__Data for processing__:
◇ ◇ ◇
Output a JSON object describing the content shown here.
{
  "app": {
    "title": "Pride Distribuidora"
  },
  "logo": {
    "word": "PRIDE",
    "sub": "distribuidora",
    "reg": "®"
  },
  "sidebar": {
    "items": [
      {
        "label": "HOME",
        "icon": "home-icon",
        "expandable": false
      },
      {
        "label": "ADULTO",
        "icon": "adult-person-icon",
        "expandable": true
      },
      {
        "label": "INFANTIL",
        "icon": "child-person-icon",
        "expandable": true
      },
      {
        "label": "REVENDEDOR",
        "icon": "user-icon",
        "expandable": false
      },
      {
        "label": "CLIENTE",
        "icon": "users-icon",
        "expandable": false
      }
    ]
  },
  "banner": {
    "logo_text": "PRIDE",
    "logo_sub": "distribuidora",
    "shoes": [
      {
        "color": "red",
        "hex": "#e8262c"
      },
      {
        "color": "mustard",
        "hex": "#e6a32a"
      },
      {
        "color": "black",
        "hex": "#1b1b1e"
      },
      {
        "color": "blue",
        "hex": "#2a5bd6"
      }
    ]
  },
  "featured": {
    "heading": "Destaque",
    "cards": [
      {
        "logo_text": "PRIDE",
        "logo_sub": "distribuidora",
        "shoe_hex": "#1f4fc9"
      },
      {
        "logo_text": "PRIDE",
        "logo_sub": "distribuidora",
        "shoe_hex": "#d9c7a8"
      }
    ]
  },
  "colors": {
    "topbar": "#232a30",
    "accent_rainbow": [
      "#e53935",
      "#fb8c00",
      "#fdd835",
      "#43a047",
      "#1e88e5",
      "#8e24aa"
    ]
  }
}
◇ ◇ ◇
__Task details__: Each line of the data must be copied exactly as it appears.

__Written solution__:
Output a JSON object describing the content shown here.
{
  "app": {
    "title": "Pride Distribuidora"
  },
  "logo": {
    "word": "PRIDE",
    "sub": "distribuidora",
    "reg": "®"
  },
  "sidebar": {
    "items": [
      {
        "label": "HOME",
        "icon": "home-icon",
        "expandable": false
      },
      {
        "label": "ADULTO",
        "icon": "adult-person-icon",
        "expandable": true
      },
      {
        "label": "INFANTIL",
        "icon": "child-person-icon",
        "expandable": true
      },
      {
        "label": "REVENDEDOR",
        "icon": "user-icon",
        "expandable": false
      },
      {
        "label": "CLIENTE",
        "icon": "users-icon",
        "expandable": false
      }
    ]
  },
  "banner": {
    "logo_text": "PRIDE",
    "logo_sub": "distribuidora",
    "shoes": [
      {
        "color": "red",
        "hex": "#e8262c"
      },
      {
        "color": "mustard",
        "hex": "#e6a32a"
      },
      {
        "color": "black",
        "hex": "#1b1b1e"
      },
      {
        "color": "blue",
        "hex": "#2a5bd6"
      }
    ]
  },
  "featured": {
    "heading": "Destaque",
    "cards": [
      {
        "logo_text": "PRIDE",
        "logo_sub": "distribuidora",
        "shoe_hex": "#1f4fc9"
      },
      {
        "logo_text": "PRIDE",
        "logo_sub": "distribuidora",
        "shoe_hex": "#d9c7a8"
      }
    ]
  },
  "colors": {
    "topbar": "#232a30",
    "accent_rainbow": [
      "#e53935",
      "#fb8c00",
      "#fdd835",
      "#43a047",
      "#1e88e5",
      "#8e24aa"
    ]
  }
}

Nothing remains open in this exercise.